For example, during the 2011 show, three dragons breathed fire at each other to the delight of the audience. Three radio control operators made their wings and heads move, and their jaws open to blow out smoke and fire. Where did the smoke and fire come from?
“We used a lighting effect combined with carbon dioxide smoke,” Butch says. “There were dragons on each hillside and one on the roof that was an inflatable. The two on the hills were like very large puppets made of steel, wood, Styrofoam and other things. Their eyes also lit up. We used curved lenses that looked like eyes with lights behind them.”
Another moving part is the turntable stage. During Diane’s tenure, it has seen full use, Dan says, noting that the prior director didn’t trust it. “The turntable stage is a wonderful asset, and I haven’t seen any problems with it. Since Diane took over as director, she has really taken every opportunity to keep the show moving and flowing, to keep the pace of the show going and the number of stops down to a minimum.”
He adds that the Pageant of the Masters, with its old-fashioned hard work coupled with use of technology, gives people more time to look at artwork than they might if walking by it at a museum, and with narrative and video they make more of a connection. “This notion of costuming people and putting them into sets, it engages people in a way they might not have expected to be engaged,” he says. “We are perfecting 3-D into 2-D while Hollywood is perfecting 3-D.”
Planning in the Internet Age
The ability to perform online research at museums, universities and other institutions throughout the world is a major advantage that the Internet age has brought to the Pageant of the Masters. From identifying works of art, to writing scripts to designing costumes, the Internet has made planning and developing the pageant exponentially easier.
“We can access collections all over the world,” says pageant director Diane Challis Davy. “We are exposed to so many more and previously unknown art forms and pieces found in museums and private collections. We have a couple of pieces from the Louvre and the National Gallery in Washington. We were able to search all over the world to find art to put in the show.”
Scriptwriter Dan Duling concurs that research has become easier, noting that when he wrote his first pageant script in 1981, he had to spend extensive time at libraries in Los Angeles, Beverly Hills, Glendale and Pasadena. “It is a much different approach now with a few mouse clicks,” he says. “And over the last decade the amount of reliable digital information online has improved and expanded enormously.”

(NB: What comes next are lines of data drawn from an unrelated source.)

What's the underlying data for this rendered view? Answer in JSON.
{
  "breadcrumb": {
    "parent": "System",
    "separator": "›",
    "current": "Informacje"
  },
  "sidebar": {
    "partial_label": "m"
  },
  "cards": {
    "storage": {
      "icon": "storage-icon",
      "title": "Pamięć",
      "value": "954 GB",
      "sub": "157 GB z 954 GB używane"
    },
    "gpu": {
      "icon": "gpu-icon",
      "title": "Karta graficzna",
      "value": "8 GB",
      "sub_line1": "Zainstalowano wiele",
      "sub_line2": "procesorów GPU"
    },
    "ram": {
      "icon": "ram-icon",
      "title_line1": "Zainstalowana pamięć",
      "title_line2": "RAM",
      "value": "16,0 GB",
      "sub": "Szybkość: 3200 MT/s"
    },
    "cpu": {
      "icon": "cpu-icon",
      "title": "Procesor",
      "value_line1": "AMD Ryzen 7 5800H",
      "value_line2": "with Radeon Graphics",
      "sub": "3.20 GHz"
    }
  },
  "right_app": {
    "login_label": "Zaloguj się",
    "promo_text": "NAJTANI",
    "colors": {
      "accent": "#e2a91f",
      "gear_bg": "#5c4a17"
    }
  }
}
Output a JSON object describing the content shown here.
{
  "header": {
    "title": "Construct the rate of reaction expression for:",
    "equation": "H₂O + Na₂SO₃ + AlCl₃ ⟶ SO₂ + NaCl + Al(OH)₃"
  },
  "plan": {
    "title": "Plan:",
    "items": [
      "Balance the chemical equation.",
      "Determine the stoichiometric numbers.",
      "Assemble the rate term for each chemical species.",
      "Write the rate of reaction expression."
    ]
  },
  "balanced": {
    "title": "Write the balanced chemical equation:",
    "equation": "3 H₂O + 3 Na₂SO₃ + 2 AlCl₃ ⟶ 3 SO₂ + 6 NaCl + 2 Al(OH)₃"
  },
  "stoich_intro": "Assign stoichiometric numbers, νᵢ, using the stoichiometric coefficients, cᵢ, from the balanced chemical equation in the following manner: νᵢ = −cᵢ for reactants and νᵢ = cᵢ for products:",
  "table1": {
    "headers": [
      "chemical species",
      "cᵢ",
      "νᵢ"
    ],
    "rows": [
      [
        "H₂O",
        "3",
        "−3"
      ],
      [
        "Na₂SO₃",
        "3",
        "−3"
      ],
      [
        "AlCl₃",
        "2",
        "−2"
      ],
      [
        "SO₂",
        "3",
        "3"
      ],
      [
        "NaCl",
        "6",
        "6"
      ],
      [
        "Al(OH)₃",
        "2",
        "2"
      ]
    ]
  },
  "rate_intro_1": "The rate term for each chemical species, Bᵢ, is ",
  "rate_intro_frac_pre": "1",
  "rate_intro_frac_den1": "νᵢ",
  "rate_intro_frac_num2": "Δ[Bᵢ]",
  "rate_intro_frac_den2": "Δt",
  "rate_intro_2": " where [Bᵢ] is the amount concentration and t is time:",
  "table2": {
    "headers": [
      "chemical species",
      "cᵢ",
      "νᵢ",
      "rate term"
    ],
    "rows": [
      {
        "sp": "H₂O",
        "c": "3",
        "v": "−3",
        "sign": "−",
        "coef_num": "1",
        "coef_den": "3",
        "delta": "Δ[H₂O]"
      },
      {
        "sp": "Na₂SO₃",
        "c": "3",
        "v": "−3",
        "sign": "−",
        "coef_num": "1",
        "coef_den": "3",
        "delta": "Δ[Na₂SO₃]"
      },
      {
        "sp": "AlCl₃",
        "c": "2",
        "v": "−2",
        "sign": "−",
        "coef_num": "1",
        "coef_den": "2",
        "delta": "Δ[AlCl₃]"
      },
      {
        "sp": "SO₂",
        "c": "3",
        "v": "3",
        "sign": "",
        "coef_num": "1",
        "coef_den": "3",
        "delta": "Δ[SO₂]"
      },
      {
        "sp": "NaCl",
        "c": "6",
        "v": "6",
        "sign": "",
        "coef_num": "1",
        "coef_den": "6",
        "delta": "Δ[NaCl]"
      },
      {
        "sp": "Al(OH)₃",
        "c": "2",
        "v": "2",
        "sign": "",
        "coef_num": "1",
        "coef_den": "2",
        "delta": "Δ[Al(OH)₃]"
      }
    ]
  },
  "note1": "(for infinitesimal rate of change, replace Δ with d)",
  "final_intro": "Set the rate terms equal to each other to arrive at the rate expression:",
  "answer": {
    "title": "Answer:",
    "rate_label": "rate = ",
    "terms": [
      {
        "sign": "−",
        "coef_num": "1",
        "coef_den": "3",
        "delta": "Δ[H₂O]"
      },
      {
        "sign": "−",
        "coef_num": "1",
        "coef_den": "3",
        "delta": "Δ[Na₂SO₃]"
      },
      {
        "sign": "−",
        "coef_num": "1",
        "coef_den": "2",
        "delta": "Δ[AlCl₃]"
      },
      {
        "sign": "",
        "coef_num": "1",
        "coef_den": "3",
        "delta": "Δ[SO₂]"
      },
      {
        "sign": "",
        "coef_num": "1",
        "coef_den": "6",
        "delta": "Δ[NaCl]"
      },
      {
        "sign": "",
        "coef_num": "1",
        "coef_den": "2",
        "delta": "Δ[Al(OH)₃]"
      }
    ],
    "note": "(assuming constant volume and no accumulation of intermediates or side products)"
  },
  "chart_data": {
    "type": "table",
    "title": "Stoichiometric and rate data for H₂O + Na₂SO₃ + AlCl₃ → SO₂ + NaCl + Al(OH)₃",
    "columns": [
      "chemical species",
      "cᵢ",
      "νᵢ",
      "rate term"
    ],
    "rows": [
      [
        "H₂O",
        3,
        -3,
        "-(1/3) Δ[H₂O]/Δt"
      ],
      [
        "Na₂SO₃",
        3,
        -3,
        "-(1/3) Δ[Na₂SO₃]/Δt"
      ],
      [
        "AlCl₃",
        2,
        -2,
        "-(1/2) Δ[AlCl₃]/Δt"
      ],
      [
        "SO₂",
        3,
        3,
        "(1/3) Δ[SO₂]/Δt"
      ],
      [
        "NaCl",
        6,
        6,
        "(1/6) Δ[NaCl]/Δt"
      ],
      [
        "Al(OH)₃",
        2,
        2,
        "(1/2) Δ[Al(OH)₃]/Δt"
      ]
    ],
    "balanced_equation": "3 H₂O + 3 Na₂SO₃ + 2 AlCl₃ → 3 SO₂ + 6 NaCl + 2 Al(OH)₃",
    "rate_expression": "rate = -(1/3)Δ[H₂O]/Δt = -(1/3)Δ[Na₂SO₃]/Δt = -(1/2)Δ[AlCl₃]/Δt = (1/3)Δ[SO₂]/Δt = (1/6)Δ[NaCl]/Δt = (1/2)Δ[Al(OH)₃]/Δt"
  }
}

Costume design has also been enhanced by computers. “We are able to find examples and close-ups of what we are working on to better design costumes,” says Mary LaVenture, costume/headdress designer. “We look on museum sites and elsewhere.”

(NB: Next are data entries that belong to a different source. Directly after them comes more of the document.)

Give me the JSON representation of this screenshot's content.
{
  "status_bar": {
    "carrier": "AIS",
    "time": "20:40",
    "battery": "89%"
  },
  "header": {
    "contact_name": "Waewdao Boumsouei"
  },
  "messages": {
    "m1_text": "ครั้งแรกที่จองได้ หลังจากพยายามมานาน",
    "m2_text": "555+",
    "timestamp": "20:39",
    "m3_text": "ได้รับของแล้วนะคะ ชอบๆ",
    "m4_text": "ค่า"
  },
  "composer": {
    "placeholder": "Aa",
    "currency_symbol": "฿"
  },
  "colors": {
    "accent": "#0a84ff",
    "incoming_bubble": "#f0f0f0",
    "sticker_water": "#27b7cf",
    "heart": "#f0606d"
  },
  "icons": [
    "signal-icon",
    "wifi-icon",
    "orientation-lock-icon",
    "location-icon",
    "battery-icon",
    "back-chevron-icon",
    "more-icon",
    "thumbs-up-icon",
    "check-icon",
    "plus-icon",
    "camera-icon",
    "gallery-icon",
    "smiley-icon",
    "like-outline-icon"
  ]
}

Inflatable objects have been used in the Pageant of the Masters for more than 10 years. “They are a cool way to do scenic effects,” notes Butch Hill, technical director. “We’ve done inflatable figures and objects that are very large and can pop out of nowhere,” he continues. “One year, we had a huge Champagne bottle on the roof that had the cork pop and confetti come out. Another year we had a giant King Kong. Last year we did a dragon, and we’ll probably have something astronomical this year.”
The first inflatable object was a giant silver space ship filled with helium. It flew over the side of the hill during the show. “This original inflatable was a pain in the rear because it took so much helium to float,” Butch laughs. “It would slowly leak so we had to fill it up every night before the show.
“There are always challenges and the possibility of something going wrong,” he adds. “But we always have backup plans.”